China could face worse forest fires and be more severely
affected by wood-destroying pests this year because of global
warming, a senior forestry official said today.
The government would buy dedicated fire-fighting helicopters for
the first time to deal with the increased threat, said State
Forestry Administration spokesman Cao Qingyao, adding that some
officials still did not take the problem seriously enough, Reuters
"International weather experts predict that because of the
double effect of global warming and El Nino, 2007 will be the
warmest year ever and the forest fire prevention situation will be
extremely serious," Cao said during a news conference.
El Nino, which occurs about every two to seven years, is caused
by the warming of Pacific waters off South America and can disrupt
normal weather patterns around the world, leading to drought in
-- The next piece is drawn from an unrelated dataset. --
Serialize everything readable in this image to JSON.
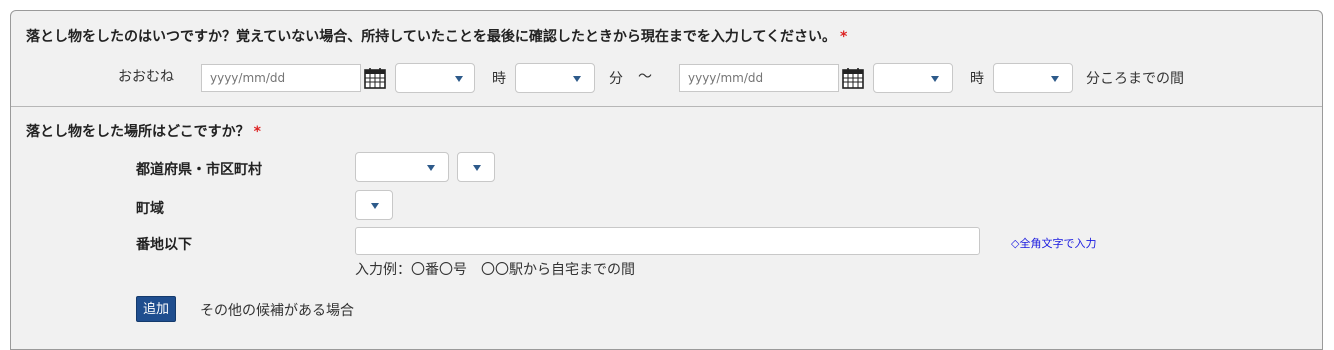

some areas and heavy rain in others.
China had a successful year fighting forest fires in 2006, with
a drop of more than a third in damaged woodlands, though 41 people
died, Cao said.
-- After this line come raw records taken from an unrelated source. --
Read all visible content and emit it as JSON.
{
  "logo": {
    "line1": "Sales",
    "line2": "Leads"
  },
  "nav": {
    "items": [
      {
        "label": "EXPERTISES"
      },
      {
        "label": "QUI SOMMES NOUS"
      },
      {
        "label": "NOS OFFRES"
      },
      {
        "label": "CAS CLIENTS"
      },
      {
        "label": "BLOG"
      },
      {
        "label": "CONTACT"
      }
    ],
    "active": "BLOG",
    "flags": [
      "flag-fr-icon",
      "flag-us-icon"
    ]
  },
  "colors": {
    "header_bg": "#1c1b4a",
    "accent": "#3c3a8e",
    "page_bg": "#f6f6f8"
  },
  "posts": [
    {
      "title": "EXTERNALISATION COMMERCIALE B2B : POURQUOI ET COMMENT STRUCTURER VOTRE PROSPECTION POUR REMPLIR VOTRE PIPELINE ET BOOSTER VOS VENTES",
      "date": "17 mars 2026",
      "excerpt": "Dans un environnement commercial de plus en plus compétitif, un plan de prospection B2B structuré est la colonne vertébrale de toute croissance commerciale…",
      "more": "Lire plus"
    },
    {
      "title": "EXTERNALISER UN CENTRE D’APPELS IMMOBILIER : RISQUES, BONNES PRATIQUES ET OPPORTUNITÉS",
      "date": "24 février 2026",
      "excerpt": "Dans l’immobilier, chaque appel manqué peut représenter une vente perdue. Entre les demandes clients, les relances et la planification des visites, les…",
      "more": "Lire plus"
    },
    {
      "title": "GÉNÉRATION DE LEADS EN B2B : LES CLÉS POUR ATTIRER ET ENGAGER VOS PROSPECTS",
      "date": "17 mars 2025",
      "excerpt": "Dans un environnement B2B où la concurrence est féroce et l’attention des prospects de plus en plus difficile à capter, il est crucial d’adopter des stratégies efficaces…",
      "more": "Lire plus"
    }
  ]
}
Still, parts of southwestern China endured their worst drought
in half a century last year and one fire in Yunnan province raged
for 10 days.
With average temperatures rising and rainfall dropping, the
problem of protecting China's 175 million hectares of forests -- an
area the size of Libya -- is a large one.
"The weather is getting hotter, the area of forested land is
expanding and people are traveling around China more and more, so
it's getting that much harder to prevent forest fires," Cao
"We hope that improving early detection can help us."
Yet that was being hindered by an attitude problem among some
government official at the grassroots, Cao said, particularly as
most forest fires in China were caused by humans.
"Some local governments do not have enough awareness of how to
prevent forest fires, and do not have a proper system of
responsibility," he said, without elaborating. "Their leadership
does not think this issue is important enough."
Another problem facing China's vast forests -- which cover huge
tracks of land in the frigid northeast near Russia and the tropical
southwest -- is the spread of disease and pests such as the
American white moth and the pinewood nematode.
Infestation rates rose almost a quarter last year, to affect
10.7 million hectares of woods.
"2006 was a fairly serious year for the timber industry for the
incidence of harmful organisms," Cao said, blaming the rise on
"The rise in disease is also related to global warming," he
(Shanghai Daily January 11, 2007)